No Place Is Safe is the debut full-length from Nia Andrews, a singer-songwriter whose unique vision and expressive aesthetics fly high over her undeniable legacy in the artistic culture of Los Angeles. Building on her beautiful voice that appeared on Solange’s #1 album A Seat at the Table, Andrews has transformed herself into a powerhouse producer in her own right. The daughter of music educator and philanthropist Reggie Andrews, she grew up immersed in the vibrant sounds of the rich musical community that he championed – including The Pharcyde, Kamasi Washington, Thundercat, and Terrace Martin.
With the release of No Place Is Safe, Nia Andrews adds an impressive new chapter to the musical narrative of Los Angeles. The album is a poignant exploration of the damage caused by chronic unacceptance and a feeling of being unseen. Pining for safety – an anchor that continues to elude her – Andrews is haunted by shadows closing in on all sides. She wrestles with the pain of not being chosen, weighed down by the exhaustion of ending after ending while the world outside burns. But as Andrews learns to find safety within herself, No Place Is Safe develops into a nuanced story of understanding, surrender, and finally – triumph.
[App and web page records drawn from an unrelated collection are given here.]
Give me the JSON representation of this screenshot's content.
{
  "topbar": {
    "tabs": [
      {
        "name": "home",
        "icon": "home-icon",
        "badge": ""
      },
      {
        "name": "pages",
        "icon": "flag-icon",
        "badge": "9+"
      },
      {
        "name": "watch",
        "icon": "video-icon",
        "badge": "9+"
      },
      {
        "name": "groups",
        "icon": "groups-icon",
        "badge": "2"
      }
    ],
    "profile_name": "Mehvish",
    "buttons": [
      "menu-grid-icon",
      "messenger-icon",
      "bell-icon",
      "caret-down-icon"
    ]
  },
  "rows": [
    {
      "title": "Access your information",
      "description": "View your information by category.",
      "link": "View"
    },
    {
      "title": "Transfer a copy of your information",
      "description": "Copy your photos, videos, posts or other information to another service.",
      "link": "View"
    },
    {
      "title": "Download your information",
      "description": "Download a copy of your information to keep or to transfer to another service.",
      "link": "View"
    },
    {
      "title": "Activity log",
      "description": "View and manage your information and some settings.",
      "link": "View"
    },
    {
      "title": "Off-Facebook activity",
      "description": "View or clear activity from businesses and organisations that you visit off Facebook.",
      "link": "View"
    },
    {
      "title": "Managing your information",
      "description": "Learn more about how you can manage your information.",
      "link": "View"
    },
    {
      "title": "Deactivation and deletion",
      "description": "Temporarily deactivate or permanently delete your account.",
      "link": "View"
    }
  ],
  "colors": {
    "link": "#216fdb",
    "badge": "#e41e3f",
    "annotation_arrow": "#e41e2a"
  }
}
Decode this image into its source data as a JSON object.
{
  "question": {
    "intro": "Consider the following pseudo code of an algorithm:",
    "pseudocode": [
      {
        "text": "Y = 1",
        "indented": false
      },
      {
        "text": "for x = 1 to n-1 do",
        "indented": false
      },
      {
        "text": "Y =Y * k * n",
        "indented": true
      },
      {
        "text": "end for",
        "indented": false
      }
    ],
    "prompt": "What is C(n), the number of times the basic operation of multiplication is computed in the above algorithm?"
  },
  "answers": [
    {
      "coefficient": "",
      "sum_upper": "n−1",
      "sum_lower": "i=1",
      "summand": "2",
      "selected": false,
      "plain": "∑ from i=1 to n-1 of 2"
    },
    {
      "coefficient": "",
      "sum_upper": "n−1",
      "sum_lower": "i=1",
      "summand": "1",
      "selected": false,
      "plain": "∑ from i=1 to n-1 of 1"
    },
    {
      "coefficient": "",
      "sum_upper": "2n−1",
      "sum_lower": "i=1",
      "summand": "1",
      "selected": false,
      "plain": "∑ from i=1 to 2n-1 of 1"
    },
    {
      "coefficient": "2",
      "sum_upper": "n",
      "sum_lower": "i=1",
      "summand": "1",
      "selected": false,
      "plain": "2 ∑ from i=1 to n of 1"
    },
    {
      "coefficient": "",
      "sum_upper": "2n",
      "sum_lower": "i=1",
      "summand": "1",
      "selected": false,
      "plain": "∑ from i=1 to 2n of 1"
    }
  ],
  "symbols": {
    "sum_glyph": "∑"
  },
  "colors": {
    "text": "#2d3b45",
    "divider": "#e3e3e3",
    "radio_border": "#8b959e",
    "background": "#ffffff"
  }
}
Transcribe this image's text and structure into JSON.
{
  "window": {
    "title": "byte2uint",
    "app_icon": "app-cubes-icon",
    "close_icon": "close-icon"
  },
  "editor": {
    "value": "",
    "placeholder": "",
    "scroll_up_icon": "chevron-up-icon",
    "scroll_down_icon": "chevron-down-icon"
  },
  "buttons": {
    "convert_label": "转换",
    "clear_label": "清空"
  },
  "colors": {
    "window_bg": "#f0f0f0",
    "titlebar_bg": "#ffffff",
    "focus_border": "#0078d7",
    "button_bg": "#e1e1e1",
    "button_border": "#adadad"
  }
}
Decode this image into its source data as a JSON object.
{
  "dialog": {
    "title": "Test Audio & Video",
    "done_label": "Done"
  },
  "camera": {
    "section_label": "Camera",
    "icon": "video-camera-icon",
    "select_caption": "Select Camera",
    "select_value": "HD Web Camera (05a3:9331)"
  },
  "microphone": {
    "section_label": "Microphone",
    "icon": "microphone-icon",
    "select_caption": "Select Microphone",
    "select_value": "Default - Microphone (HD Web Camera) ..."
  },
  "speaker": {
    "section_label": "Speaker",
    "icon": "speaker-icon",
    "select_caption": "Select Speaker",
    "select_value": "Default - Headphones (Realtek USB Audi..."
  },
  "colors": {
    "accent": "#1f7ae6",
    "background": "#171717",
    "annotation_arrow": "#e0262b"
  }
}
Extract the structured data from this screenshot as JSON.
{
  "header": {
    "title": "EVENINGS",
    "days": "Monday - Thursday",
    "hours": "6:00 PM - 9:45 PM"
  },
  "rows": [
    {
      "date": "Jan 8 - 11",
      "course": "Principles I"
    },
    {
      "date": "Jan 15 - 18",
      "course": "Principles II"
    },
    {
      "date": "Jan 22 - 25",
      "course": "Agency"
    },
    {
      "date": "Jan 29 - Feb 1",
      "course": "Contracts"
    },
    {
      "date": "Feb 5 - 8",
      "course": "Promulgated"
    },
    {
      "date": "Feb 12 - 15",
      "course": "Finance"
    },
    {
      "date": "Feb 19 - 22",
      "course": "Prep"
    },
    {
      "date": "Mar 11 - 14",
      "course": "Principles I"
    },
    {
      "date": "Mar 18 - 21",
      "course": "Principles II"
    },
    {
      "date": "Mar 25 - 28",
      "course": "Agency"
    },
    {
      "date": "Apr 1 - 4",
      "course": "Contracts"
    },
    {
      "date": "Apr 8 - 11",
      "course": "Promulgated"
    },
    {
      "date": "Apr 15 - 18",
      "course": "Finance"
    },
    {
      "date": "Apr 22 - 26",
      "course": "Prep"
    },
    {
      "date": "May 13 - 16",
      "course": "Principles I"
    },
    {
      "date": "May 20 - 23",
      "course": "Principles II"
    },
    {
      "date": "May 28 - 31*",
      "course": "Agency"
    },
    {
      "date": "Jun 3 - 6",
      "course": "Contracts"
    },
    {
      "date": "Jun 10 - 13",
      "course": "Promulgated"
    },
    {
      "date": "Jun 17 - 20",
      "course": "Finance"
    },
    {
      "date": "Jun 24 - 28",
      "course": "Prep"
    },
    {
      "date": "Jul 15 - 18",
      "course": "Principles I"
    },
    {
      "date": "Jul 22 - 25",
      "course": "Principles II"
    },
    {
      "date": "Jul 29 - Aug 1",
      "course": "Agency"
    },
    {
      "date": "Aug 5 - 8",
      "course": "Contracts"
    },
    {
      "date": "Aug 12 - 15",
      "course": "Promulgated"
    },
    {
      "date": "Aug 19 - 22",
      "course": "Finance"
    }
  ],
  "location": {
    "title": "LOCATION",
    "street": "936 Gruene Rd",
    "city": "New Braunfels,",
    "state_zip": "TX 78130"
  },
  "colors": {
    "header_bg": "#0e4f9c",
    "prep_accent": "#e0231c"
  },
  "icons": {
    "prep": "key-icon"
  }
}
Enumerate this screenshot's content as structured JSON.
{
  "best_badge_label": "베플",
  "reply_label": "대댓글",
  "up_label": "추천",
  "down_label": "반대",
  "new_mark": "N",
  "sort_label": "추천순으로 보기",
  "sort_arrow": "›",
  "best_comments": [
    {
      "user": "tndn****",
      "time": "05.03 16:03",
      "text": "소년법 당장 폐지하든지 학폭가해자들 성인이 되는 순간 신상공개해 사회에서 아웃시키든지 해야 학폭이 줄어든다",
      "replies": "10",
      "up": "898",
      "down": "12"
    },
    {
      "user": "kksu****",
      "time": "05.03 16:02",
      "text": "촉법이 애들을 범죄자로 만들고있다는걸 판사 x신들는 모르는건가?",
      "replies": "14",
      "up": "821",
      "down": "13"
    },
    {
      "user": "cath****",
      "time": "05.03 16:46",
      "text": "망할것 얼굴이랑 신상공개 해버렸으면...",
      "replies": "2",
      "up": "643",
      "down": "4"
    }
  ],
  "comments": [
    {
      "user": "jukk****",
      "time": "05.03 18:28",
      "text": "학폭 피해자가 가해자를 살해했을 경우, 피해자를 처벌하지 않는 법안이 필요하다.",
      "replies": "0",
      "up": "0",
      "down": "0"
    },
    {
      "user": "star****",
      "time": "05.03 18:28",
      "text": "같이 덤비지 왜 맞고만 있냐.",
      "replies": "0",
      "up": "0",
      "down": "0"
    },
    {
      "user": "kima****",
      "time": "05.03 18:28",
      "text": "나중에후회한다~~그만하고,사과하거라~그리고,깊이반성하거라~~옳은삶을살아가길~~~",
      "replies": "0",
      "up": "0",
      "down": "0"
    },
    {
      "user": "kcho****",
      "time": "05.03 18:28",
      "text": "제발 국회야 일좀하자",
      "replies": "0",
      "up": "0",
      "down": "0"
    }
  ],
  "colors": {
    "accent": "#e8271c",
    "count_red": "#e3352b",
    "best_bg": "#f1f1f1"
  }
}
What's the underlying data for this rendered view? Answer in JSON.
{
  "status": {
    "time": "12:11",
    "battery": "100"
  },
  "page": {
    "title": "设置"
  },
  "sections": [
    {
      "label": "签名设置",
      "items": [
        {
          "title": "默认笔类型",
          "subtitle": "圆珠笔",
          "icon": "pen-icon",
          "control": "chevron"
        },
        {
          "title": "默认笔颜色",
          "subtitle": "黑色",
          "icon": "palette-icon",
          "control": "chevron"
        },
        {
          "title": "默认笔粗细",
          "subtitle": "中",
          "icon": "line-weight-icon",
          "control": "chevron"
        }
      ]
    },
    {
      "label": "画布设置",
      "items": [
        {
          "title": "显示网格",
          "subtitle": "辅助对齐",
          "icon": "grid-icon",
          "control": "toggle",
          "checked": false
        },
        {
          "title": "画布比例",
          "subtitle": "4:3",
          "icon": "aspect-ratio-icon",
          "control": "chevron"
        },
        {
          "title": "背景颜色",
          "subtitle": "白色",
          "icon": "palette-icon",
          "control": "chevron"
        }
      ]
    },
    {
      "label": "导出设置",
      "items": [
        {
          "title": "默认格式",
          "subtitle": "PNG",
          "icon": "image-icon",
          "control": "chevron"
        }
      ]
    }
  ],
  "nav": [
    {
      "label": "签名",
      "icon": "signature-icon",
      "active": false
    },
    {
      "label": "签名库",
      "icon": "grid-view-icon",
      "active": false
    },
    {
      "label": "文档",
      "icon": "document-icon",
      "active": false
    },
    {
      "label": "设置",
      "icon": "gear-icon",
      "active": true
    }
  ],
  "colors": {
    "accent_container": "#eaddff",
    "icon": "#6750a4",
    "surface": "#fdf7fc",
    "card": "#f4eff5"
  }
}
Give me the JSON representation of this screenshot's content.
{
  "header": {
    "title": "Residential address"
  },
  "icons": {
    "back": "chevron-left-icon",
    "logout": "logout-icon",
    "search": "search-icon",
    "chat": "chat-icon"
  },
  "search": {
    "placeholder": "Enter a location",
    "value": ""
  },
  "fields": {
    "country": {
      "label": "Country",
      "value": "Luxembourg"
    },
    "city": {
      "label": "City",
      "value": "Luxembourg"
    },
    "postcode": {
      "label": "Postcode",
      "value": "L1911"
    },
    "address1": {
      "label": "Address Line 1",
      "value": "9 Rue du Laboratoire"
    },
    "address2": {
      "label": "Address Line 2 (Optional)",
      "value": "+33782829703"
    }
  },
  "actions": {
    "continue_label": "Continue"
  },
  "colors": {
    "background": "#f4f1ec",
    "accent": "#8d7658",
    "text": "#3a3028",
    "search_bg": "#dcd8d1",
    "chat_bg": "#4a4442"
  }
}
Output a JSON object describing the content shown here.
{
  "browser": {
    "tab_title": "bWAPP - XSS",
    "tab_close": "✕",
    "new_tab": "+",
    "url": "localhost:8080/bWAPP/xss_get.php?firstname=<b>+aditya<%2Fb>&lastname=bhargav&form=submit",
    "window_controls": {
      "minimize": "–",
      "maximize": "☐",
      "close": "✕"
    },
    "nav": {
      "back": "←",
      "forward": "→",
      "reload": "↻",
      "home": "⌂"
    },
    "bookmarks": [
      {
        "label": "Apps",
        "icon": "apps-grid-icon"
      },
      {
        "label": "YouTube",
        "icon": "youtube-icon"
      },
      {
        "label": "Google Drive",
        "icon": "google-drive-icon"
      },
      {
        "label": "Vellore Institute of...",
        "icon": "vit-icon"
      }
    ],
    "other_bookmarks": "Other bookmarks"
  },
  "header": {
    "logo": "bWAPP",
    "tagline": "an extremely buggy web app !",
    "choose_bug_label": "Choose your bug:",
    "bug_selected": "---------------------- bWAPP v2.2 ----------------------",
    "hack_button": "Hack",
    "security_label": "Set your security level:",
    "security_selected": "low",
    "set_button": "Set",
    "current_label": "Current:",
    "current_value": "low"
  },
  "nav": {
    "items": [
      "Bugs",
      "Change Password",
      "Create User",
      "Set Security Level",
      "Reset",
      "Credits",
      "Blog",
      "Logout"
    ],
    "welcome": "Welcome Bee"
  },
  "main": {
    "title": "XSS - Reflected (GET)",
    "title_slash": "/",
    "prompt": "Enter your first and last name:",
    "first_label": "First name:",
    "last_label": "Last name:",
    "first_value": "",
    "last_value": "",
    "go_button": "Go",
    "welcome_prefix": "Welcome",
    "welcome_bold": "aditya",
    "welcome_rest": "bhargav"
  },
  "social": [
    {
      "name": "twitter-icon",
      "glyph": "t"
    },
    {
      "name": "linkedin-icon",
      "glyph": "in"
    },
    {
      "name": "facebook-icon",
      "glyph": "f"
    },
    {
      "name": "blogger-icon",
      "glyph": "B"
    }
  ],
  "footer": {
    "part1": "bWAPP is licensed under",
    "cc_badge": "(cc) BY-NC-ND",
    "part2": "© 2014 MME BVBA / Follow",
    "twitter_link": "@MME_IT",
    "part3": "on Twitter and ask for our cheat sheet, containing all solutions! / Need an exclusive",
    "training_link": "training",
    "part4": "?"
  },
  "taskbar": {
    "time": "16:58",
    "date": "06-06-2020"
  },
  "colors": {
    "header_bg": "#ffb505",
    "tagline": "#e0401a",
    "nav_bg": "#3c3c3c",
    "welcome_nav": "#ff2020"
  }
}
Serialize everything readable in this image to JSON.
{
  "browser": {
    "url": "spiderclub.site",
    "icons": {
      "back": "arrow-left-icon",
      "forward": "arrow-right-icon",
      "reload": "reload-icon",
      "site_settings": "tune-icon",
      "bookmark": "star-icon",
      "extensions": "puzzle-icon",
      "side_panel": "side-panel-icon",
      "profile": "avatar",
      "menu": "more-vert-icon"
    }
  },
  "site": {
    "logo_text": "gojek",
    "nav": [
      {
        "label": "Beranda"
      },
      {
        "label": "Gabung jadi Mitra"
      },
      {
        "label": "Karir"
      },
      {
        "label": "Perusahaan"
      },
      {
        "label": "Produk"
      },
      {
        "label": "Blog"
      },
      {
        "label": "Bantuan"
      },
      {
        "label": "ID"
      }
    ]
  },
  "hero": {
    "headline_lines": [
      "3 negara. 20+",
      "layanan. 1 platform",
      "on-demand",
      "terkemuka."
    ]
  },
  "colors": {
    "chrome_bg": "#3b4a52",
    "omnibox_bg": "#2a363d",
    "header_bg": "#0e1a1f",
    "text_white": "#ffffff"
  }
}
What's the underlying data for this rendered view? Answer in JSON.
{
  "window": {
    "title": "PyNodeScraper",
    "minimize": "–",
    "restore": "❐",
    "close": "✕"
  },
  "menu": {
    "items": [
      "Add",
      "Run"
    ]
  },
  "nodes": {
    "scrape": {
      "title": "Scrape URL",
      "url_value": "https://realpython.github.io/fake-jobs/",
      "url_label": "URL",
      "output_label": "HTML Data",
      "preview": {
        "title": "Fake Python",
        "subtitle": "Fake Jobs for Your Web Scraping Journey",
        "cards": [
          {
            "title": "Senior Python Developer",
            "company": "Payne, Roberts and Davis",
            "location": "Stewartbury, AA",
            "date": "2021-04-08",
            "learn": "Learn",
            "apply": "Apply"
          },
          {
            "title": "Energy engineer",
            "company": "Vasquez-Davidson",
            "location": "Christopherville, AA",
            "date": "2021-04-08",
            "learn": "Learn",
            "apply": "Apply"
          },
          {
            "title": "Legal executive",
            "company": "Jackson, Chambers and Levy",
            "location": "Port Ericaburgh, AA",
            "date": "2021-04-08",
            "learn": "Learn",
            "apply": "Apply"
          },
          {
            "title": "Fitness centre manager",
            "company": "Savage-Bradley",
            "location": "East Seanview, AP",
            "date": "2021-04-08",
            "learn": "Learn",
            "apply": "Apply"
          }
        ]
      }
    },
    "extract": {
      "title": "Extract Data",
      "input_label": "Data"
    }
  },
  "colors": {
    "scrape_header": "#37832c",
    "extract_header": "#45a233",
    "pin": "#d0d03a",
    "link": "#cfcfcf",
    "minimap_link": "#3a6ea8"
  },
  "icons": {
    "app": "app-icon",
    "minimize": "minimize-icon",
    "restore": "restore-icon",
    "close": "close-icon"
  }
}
Revealing an innate sense of musicality, Andrews’ intimate release balances between lush instrumentation and the raw beauty of her unadorned voice. She transforms sounds into symbols that augment her lyrical narrative: broken dreams, mental chaos, yearning and forgiveness. Thoughtful and exposed, the music looks you in the eye even as it questions itself.
How did we get so far from the one dream? How did we get so far from being who we are? The album’s contemplative incandescence is evident from the first measures of “The Road.” Andrews’ vocals curl around tender strums and keystrokes in “Linger,” a hushed and haunted love song.
Lo-fi electronic fuzz transforms “Call Your Name” from peaceful pretending into a muddled distortion, a sonic reflection of a relationship’s devolution. Even Andrews’ dreams are not safe. She implores herself to “Be a Smart Girl” with a syncopated warning and rhythms that run for cover. Winsome strings illuminate “Cleo and the King” with symphonic elegance and “The Ceiling” loses control in a rushing jam that climbs the walls.
No Place Is Safe is almost entirely self-made; Andrews wrote, arranged, and produced every track with few collaborators. “I didn’t begin this project intending to do so much of it myself,” she explains. “I laid down parts as ideas, but when I brought other musicians in to replace my bass or guitar parts, they were killing but I was surprised that I preferred the original parts. The imperfection of my playing just seemed to sonically serve the story of the music better and its vulnerability. I did want one song that was like a big hang with a few musicians I hold very dear and that’s ‘Seems So.’ There’s a lot of love nestled in the crevices of that tune.” The track’s jazzy riff and heavy drums dig in deep as her passionate vocals soar over the serious beats. Touching and teary-eyed, “Little Girl” is a love letter to the lost child within.
Crafted with the art of restraint and refined with honeyed harmonies, No Place is Safe aims for the mastery of the self. Through her inward search for significance, Nia Andrews reveals her compelling relevance and artistic talents – and her place creating new ground at the forefront of Los Angeles’ musical saga.
No Place Is Safe by Nia Andrews will be released via World Galaxy / Alpha Pup Records on June 21, 2019.
supported by 18 fans who also own “No Place Is Safe”
Like so many others, this came like a bolt out of the blue and, even though it's well before payday, I had to have this astonishing album on vinyl to prove it exists. The feel of the tunes makes me feel like the Impressions do, Curtis Mayfield, the big spaces and instinctive horns and stuff drifting in and out. Great grooves and I can see lots of ghosts nodding along to this with big smiles on their faces. At last! Anthony Cottrell